Zane Nonggorr’s selection in the Wallabies touring squad for the Rugby Championship in South Africa is not only the fulfilment of a childhood dream but also a milestone for the Bond Rugby Club based at the Bond University campus on Queensland’s Gold Coast.
The 22-year-old tighthead prop is the Bull Sharks’ first Wallaby tourist.
Wallabies co-captain James Slipper was a Bond student but despite being registered with the rugby club, has never pulled on the Bull Sharks strip.
Nonggorr studied Law at Bond and came through the ranks of the Bull Sharks. He started in the Colts and his selection in the Wallabies squad is the manifestation of a rugby pathway carefully mapped out by the club.

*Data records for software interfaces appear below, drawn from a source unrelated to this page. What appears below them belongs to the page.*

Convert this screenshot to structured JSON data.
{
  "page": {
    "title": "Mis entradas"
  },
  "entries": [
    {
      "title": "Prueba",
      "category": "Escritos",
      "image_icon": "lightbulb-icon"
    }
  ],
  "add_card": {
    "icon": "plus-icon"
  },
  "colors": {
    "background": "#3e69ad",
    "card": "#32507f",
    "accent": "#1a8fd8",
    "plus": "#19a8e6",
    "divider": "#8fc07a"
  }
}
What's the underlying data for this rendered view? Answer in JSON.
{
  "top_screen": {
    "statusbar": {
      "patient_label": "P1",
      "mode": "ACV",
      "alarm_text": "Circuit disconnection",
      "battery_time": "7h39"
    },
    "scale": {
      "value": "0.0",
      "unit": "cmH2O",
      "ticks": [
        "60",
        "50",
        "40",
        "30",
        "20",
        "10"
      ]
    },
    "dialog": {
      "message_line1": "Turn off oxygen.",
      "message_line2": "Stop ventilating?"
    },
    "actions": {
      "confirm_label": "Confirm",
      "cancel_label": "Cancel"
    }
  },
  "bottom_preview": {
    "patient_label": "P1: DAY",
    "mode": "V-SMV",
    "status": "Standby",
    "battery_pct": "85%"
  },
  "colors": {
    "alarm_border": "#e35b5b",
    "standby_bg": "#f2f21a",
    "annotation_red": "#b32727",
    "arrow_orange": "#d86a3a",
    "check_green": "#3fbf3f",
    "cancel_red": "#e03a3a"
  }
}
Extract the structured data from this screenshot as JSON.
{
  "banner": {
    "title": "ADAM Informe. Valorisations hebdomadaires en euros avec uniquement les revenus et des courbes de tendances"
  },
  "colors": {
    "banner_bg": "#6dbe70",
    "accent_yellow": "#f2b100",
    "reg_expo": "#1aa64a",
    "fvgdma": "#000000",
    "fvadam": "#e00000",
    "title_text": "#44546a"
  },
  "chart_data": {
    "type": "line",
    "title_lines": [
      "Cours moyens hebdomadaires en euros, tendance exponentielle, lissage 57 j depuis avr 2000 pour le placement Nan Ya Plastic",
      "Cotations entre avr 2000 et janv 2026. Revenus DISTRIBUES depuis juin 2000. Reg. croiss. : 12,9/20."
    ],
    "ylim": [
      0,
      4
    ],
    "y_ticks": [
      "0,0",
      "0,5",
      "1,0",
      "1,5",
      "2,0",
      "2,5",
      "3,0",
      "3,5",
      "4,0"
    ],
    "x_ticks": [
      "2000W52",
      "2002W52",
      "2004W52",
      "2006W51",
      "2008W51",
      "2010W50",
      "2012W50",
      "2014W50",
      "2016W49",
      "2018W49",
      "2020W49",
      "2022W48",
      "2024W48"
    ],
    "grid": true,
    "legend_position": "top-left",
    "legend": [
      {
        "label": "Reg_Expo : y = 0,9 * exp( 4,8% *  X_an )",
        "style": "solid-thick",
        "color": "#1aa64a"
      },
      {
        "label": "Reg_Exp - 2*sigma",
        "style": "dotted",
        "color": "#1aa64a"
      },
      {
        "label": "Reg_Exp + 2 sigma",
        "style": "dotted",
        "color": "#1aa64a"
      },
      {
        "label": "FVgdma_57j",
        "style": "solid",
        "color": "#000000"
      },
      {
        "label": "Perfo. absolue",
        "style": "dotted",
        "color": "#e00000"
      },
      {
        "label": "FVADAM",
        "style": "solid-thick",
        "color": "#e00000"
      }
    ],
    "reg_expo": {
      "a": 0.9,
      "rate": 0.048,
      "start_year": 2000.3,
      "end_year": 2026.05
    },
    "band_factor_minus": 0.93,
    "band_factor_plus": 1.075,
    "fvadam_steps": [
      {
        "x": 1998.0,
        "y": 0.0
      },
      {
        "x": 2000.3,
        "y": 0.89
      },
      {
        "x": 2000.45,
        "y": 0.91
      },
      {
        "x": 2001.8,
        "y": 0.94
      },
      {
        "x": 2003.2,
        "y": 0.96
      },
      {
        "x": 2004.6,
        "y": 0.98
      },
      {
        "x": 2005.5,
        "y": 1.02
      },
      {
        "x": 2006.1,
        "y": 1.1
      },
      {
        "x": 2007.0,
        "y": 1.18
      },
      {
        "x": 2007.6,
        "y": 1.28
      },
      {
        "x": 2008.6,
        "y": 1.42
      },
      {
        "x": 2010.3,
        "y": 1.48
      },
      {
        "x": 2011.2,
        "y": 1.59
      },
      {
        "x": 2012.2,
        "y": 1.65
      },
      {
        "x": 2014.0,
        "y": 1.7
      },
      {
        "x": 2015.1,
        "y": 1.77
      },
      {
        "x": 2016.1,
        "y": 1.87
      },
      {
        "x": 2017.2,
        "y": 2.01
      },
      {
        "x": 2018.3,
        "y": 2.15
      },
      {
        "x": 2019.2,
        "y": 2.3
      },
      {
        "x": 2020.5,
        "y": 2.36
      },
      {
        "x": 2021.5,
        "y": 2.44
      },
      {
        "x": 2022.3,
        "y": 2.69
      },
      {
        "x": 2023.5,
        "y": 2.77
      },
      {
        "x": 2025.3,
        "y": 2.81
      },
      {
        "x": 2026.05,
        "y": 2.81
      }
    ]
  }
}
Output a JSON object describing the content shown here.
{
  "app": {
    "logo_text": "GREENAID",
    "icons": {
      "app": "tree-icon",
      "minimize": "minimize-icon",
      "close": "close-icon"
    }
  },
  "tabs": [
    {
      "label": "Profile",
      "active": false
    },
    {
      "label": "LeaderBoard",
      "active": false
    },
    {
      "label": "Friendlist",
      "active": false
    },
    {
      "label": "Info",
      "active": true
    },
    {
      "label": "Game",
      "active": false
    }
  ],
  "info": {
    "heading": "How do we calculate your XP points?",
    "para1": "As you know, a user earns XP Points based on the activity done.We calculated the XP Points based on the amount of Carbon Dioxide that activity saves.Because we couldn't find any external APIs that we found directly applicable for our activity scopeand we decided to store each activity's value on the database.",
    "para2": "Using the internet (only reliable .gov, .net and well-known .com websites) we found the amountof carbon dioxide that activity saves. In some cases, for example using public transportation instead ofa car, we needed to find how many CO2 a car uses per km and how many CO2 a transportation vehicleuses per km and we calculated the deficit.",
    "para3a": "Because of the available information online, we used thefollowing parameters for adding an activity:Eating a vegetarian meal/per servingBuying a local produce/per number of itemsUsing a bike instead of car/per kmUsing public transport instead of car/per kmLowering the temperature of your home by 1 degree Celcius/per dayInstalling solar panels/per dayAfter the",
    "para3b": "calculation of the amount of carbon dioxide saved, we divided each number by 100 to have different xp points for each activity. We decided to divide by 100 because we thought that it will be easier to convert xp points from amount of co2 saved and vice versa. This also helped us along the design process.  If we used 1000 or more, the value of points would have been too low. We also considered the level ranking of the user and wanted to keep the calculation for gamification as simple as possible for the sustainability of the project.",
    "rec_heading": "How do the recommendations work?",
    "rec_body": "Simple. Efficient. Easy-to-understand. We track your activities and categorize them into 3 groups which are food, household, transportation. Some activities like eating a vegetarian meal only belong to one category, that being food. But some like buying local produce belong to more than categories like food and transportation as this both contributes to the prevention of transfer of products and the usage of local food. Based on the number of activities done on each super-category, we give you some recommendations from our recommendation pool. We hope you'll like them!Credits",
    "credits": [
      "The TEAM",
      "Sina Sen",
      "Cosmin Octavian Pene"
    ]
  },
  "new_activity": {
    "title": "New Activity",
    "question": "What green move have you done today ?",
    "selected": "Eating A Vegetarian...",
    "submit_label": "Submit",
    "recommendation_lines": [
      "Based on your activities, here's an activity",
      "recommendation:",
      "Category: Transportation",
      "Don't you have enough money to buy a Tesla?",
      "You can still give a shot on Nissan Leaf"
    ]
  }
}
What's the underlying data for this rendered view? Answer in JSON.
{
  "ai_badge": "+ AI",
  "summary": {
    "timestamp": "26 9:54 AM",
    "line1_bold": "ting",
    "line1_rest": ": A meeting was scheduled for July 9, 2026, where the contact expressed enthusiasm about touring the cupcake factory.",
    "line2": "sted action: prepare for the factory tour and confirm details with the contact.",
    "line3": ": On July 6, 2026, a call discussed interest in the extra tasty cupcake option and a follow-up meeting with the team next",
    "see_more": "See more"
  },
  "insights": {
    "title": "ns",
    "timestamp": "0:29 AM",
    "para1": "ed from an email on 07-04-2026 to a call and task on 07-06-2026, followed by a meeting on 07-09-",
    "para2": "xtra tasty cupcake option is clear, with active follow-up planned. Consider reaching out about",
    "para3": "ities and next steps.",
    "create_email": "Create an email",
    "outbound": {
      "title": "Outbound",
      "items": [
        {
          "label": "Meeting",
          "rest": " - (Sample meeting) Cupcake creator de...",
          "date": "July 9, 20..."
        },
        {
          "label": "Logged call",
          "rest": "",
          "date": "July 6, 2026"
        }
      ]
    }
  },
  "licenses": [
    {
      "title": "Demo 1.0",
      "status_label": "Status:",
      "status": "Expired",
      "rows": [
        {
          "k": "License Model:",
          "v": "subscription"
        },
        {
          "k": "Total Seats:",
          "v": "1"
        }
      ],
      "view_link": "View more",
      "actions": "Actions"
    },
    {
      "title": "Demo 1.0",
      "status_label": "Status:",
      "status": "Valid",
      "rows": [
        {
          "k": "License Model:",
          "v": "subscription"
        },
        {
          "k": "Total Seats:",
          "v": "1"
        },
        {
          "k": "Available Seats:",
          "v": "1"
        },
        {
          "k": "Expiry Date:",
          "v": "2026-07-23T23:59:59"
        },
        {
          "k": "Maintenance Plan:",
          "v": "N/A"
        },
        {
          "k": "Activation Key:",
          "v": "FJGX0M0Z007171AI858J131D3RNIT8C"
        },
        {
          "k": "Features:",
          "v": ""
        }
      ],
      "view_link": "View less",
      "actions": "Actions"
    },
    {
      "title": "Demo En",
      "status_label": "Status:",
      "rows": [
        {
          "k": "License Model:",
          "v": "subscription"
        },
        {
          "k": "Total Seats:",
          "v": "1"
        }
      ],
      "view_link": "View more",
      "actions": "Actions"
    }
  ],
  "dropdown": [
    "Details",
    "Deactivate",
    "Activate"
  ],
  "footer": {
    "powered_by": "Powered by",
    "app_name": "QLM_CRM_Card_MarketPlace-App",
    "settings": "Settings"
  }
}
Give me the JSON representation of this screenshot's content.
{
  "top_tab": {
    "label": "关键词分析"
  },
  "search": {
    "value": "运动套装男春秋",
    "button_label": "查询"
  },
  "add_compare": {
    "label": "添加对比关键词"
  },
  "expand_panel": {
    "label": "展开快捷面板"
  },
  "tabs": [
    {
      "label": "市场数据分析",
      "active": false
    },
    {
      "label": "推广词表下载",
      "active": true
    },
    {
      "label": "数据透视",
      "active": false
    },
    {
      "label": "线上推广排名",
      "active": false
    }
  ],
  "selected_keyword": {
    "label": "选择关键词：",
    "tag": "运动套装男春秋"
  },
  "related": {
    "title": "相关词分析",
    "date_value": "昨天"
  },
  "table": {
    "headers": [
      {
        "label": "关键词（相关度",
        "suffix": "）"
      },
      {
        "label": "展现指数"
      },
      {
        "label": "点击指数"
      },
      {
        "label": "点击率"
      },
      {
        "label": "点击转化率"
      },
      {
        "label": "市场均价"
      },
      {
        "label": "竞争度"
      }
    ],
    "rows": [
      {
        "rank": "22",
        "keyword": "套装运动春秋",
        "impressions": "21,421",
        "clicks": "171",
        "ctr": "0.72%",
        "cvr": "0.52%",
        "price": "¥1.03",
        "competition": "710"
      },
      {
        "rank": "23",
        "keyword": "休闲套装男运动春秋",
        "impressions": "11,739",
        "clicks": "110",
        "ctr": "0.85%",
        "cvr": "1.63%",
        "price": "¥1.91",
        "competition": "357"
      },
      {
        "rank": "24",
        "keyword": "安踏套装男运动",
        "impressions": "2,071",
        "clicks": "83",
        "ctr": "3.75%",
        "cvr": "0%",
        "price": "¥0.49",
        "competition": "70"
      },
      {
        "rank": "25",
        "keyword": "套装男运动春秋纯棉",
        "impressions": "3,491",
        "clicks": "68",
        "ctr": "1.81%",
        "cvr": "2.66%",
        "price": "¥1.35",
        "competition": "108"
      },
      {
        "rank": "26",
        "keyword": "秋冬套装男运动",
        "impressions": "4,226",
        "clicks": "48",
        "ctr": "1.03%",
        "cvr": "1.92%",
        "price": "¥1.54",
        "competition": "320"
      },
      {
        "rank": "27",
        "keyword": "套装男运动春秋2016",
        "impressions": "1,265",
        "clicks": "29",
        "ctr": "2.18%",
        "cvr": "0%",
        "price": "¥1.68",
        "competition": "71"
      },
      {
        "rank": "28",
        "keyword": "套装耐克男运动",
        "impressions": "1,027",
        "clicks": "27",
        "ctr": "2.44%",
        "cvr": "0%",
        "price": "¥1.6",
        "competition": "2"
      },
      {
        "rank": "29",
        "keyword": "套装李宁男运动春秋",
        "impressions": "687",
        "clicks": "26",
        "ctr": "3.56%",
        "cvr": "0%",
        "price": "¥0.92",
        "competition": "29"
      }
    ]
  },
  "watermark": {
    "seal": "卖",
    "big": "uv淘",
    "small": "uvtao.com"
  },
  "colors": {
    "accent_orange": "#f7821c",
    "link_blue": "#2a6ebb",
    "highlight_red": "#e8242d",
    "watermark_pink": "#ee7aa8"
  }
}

“I love the Bond Rugby Club. I was up there at Sunnybank on Saturday watching them get the win,” he said.
“I have great mates playing at Bond and I love going there even when I’m not playing for them. I go whenever I can and get around the boys.
“It’s a really great club and they have been a major help to me following that pathway from school, to Bond, to Reds and then the Wallabies – it’s pretty cool.’’
The former Southport School student admits the call-up to national duties is ahead of his own wildest ambitions.
His 2022 Super Rugby campaign was cut short by a medial collateral ligament (MCL) injury and he entered this year’s season with the goal of cementing a starting spot for the Reds, having come off the bench in all but one of his 13 appearances since debuting in 2020.
“I was really focussed on getting my body right to play most of the Super Rugby season and I did that, so I was pretty happy with myself,” he said.
“When I got called into that (Wallabies) training squad I was excited and I thought I would go and try my hardest and if I didn’t get picked I’d still gain valuable experience.
“I’m pretty young for this and they have quality tight heads all around Australia.
“So when I saw my name in the touring squad it was a dream come true.”
That determination to learn from more experienced players around him paid immediate dividends as he found another gear on the training track – throwing his 187cm, 130kg frame into contact drills.
“I didn’t expect this (selection) to happen so soon but I put my best foot forward and they liked how I trained,” he said.
“They just said to know your role, do your role and do it the best you can.
“It has been great experience working alongside players from other Super Rugby clubs and even the boys from overseas that are playing with clubs in France and Japan, just seeing how they go about things and how intense they train.
“It is a step up, and I guess everyone is training that extra bit to impress and push for team selection.”